*Exercise prompt:* Gather each line of the records where "Filter" appears.

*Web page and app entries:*
- - -

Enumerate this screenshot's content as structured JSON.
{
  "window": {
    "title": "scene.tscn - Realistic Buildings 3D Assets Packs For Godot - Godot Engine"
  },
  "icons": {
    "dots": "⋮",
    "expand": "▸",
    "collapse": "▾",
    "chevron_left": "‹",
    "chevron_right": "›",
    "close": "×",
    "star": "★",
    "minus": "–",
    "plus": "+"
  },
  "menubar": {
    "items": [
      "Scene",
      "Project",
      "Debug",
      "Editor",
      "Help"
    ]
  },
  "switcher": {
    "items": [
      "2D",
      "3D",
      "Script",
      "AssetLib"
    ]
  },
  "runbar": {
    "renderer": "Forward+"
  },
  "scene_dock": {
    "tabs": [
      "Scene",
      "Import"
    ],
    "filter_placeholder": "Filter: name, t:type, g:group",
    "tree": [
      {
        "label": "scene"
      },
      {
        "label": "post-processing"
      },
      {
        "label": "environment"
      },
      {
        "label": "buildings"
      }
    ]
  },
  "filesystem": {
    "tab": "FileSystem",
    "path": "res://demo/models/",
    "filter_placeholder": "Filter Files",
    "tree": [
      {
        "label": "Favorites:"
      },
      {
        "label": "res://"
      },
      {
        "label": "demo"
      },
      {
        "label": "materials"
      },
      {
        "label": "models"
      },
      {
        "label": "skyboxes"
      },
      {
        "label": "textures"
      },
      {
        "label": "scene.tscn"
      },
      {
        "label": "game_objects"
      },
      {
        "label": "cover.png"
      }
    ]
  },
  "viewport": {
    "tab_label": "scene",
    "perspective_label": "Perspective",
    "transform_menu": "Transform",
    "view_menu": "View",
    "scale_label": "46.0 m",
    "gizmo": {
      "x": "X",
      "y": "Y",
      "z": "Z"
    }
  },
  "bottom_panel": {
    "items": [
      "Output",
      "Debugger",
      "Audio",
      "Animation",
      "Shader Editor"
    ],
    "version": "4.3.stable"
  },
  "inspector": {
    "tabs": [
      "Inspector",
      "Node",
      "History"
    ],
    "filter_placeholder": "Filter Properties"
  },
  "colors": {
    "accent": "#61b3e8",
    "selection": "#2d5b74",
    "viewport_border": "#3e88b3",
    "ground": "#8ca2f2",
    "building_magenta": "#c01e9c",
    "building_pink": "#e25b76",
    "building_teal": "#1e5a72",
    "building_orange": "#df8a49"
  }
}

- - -

*Answer for this exercise:*
    "filter_placeholder": "Filter: name, t:type, g:group",
    "filter_placeholder": "Filter Files",
    "filter_placeholder": "Filter Properties"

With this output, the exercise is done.